Harden up man. There is a large difference between a doing a heavy back squat and carrying a heavy backpack. You should be more worried about tweaking your lower back (squatting bad form) than any potential nerve damage.


@Bill

"Let's not forget that most athletes are retired by their mid-30's. "

Haha. No. Take a second and look at the triathlete scene. You would be surprised.

Anonymous said...

@anonymous .

Why do have a problem with athletes being brought up? If you watched the video you'd realise there's nothing that they're doing that you shouldn't be able to do without a team of trainers. Completely rational style of training that could be used for the general population. In fact I would go so far as to say that the training that a lot of athletes do in the weight room is far more rational, safe and time efficient than what the general population. I know those who have no problem what so ever lifting in their 60's and 70's. Did they have a team of trainers to guide them there? These guys train more like athletes than the rest of the population.

Also if you're unable to correct imbalances in your body without a team of trainers behind you I don't know what you're doing even reading this blog. A bit harsh I know but Chris isn't exactly dumbing down his blog for the general population.

Anonymous said...

I'm going to try and explain this differently. If you were to maximally load your back and attempt to squat outside of weightlifting, and before the sqaut became a common exercise, you would be stopped immediately for fear that you would break your back. Now, I'm going to change the argument: are back sqauts really the best exercise for strengthening the quadriceps, as they're often used, or are they better suited to strengthening the posterior chain? Since the load transferred to the legs is in fact limited by the strength of the posterior chain, I would argue that most people are applying the back squat incorrectly. If we instead use the back squat to strengthen the posterior chain, I'm all for the it because then it would focus on strengthening the areas most susceptible to injury and most needed to ensure proper transfer of power when performing athletic movements. Using the back squat as an exercise to strengthen the legs however, will never be acceptable to me.

This is the way I now use the back squat myself, and I've found it to be a perfectly safe and effective movement doing so; however I strengthen my legs with other movements as those movements do not inflame my sciatic nerve and cause me to suffer unnecessary pain and lost time at work.

To answer your other question, Anonymous, it is impossible to ensure proper execution of the squat, when maximally loaded, while working independently. If you do not understand this, I'm afraid that I will never be able to properly explain it to you.
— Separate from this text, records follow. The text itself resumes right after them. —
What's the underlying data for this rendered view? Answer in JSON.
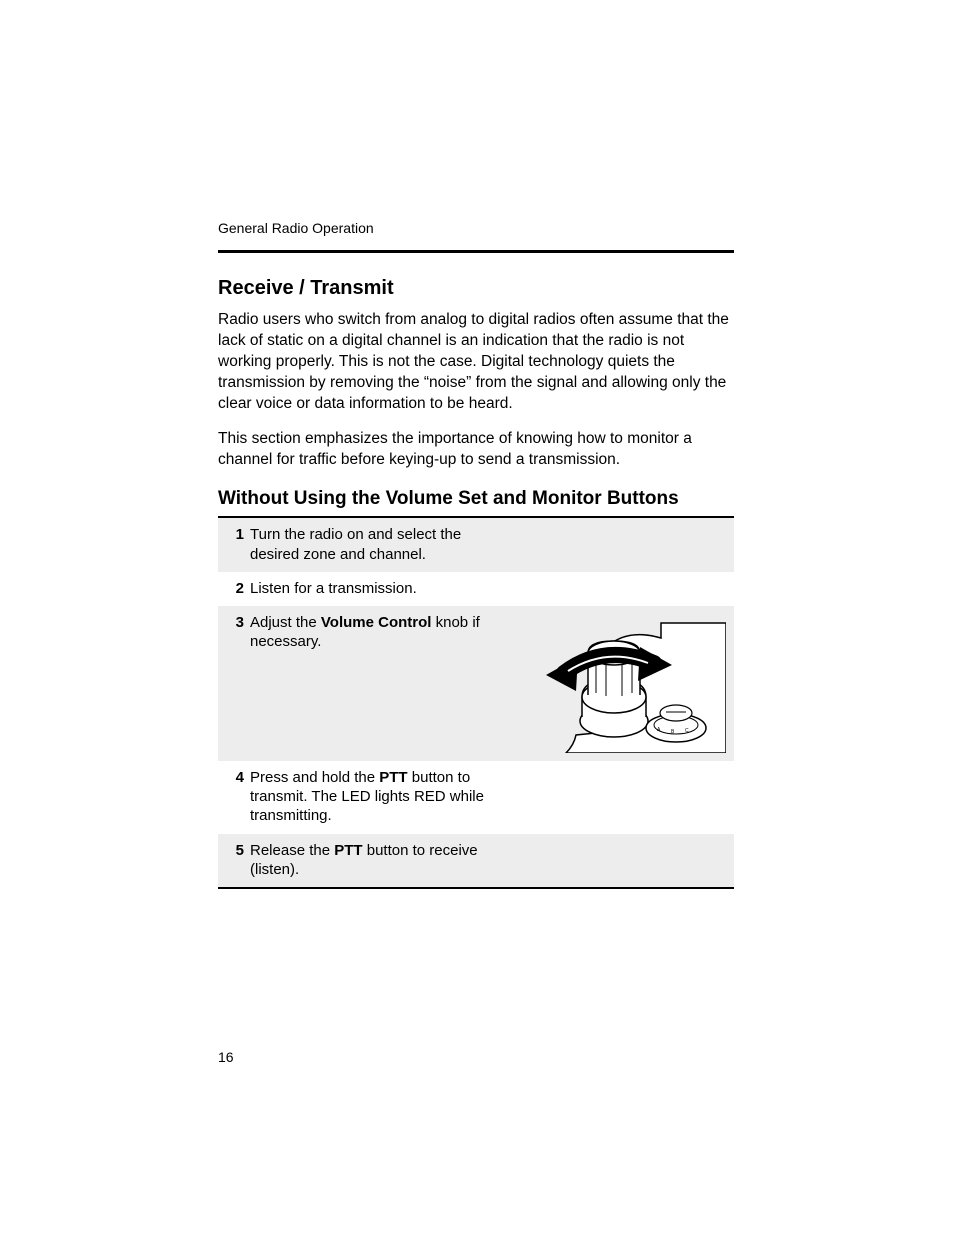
{
  "header": {
    "running_head": "General Radio Operation"
  },
  "section": {
    "title": "Receive / Transmit",
    "para1": "Radio users who switch from analog to digital radios often assume that the lack of static on a digital channel is an indication that the radio is not working properly. This is not the case. Digital technology quiets the transmission by removing the “noise” from the signal and allowing only the clear voice or data information to be heard.",
    "para2": "This section emphasizes the importance of knowing how to monitor a channel for traffic before keying-up to send a transmission."
  },
  "subsection": {
    "title": "Without Using the Volume Set and Monitor Buttons",
    "steps": [
      {
        "n": "1",
        "pre": "Turn the radio on and select the desired zone and channel.",
        "bold": "",
        "post": ""
      },
      {
        "n": "2",
        "pre": "Listen for a transmission.",
        "bold": "",
        "post": ""
      },
      {
        "n": "3",
        "pre": "Adjust the ",
        "bold": "Volume Control",
        "post": " knob if necessary."
      },
      {
        "n": "4",
        "pre": "Press and hold the ",
        "bold": "PTT",
        "post": " button to transmit. The LED lights RED while transmitting."
      },
      {
        "n": "5",
        "pre": "Release the ",
        "bold": "PTT",
        "post": " button to receive (listen)."
      }
    ]
  },
  "footer": {
    "page_number": "16"
  }
}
Anonymous 1

Anonymous said...

My apologies if I seem to be contradicting myself or trolling. I'm not particularly skilled at debating online.

Anonymous 1